So far, I've pretty much overlooked problems of mineral shortages. It's felt by some scientists that this shortage may add to the greenhouse effect, and also possibly trigger the next ice age. Shortage of minerals mean less plant growth, and in turn, more CO2, higher temperatures more evaporation from the oceans and more precipitation, which at higher latitudes and higher elevations will end up as ice. With water and more minerals evenly distributed around the world, plant life could control the greenhouse effect by increasing the bioshere in response to increased CO2.

On the other hand some might say that we need another ice age. Ice ages make more minerals available, and during the times between them the minerals leach into the ocean. Some of the rock dust from glaciers, or "glacial flour", containing many of the minerals the biosphere needs, gets transported by winds to nearby lands. With it's greater surface area of rock dust over solid rock, the minerals it contains are more available to plant life. But I think we can do it better than by producing ice ages.

It's been suggested that we develop rock crushing and grinding machines on a massive scale to supply fresh minerals. This sounds very energy intensive. The glaciers took considerably more time and energy to do this than is available to us. The great majority of this rock dust must end up in the sea, in river deltas and river bottoms. It could be quarried and redistributed.

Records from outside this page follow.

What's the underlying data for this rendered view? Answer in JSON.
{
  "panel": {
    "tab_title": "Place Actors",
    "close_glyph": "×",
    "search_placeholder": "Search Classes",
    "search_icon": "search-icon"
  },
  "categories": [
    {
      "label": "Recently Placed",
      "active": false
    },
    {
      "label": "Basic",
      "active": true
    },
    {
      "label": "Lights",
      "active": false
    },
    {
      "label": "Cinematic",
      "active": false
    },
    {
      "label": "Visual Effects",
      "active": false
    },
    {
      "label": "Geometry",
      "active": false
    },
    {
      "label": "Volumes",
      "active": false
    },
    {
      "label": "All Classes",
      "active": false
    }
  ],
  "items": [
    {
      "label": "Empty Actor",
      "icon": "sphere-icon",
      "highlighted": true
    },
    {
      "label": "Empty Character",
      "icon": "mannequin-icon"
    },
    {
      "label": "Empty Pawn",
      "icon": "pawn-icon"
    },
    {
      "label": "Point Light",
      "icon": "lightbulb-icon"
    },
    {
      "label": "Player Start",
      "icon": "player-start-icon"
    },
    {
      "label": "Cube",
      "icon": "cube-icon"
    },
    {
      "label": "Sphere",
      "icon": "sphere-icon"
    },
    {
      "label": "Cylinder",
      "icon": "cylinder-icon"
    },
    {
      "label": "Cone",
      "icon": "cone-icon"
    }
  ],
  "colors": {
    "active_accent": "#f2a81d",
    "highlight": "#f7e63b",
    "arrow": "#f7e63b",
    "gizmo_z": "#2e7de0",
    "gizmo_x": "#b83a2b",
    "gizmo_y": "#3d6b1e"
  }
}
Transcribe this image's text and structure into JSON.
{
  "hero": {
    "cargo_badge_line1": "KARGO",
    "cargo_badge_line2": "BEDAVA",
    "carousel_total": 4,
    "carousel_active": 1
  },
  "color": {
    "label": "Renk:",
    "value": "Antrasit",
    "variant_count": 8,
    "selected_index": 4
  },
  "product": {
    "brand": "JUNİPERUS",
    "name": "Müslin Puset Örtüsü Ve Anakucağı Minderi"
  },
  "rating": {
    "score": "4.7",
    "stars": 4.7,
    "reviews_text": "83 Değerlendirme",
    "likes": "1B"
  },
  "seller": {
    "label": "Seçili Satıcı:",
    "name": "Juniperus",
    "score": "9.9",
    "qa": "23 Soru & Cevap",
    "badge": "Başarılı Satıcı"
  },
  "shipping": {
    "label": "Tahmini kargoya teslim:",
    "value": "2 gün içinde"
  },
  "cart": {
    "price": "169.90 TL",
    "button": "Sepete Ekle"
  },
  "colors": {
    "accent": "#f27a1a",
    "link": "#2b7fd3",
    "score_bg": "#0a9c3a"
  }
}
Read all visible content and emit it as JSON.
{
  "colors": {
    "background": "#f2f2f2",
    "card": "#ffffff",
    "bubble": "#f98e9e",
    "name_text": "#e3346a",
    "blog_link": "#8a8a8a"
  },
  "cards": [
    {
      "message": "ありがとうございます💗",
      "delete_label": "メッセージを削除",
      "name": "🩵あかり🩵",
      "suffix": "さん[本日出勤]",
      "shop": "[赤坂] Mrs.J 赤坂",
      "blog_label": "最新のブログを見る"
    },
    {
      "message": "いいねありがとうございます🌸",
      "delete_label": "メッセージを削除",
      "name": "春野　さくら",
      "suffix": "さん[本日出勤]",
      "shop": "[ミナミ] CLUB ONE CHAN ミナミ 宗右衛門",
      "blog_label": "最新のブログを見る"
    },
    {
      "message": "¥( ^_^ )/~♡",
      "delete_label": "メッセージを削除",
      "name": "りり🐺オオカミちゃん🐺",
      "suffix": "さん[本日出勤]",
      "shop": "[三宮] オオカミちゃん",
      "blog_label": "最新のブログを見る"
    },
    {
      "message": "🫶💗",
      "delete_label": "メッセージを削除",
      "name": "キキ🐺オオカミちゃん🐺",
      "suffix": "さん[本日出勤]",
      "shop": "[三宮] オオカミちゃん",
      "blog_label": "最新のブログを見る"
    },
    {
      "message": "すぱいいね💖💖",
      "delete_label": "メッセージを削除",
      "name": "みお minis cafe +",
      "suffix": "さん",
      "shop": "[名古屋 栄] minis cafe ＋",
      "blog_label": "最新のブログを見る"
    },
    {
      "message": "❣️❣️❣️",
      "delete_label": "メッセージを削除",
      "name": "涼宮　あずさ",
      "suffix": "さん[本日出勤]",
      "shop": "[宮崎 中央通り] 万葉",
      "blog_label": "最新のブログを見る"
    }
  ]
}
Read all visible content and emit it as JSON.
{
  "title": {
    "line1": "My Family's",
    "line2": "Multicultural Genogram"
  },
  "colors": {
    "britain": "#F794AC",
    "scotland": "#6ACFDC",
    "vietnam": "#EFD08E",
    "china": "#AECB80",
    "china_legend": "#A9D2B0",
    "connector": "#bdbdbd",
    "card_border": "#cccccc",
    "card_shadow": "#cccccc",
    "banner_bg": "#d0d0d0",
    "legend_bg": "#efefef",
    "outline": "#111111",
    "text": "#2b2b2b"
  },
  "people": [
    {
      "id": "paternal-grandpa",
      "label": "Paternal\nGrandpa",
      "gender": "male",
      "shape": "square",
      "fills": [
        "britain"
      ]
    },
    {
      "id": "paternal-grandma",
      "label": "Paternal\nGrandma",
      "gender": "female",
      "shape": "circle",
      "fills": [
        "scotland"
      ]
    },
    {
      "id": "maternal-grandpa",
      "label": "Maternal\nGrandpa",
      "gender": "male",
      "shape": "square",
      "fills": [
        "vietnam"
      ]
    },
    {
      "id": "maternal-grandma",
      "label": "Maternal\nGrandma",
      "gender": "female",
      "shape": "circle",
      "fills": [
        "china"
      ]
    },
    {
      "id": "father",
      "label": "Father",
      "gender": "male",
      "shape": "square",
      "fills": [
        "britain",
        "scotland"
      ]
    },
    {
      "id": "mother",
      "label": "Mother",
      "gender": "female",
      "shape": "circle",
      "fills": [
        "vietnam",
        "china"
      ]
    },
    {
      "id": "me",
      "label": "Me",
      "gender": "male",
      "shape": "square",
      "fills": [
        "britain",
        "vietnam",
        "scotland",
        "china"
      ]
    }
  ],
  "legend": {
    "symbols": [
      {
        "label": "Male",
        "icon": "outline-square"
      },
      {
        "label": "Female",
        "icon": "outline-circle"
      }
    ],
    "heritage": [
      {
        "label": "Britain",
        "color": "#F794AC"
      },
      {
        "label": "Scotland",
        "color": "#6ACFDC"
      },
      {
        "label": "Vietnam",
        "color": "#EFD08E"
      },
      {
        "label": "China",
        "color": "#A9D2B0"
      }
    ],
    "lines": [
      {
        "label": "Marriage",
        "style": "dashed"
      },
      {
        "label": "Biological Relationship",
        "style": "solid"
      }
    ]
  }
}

I also have an idea, as yet untested, for a cheap, efficient method of de-salting seawater, which would help relieve the above shortages. This would also be a good start on a process of getting minerals from seawater.

I like the idea I of "planetary symbiosis" (in which terraforming is one of the actual physical processes). But then lets go a step further and talk of Earth as a single organism in which the network of human brains is just the latest major step in the development of the more highly conscious super-brain, sometimes called Gaia.


Send me your thoughts.
Dan Robinson, danrob@efn.org, Eugene, Oregon
My home page: http://www.efn.org/~danrob/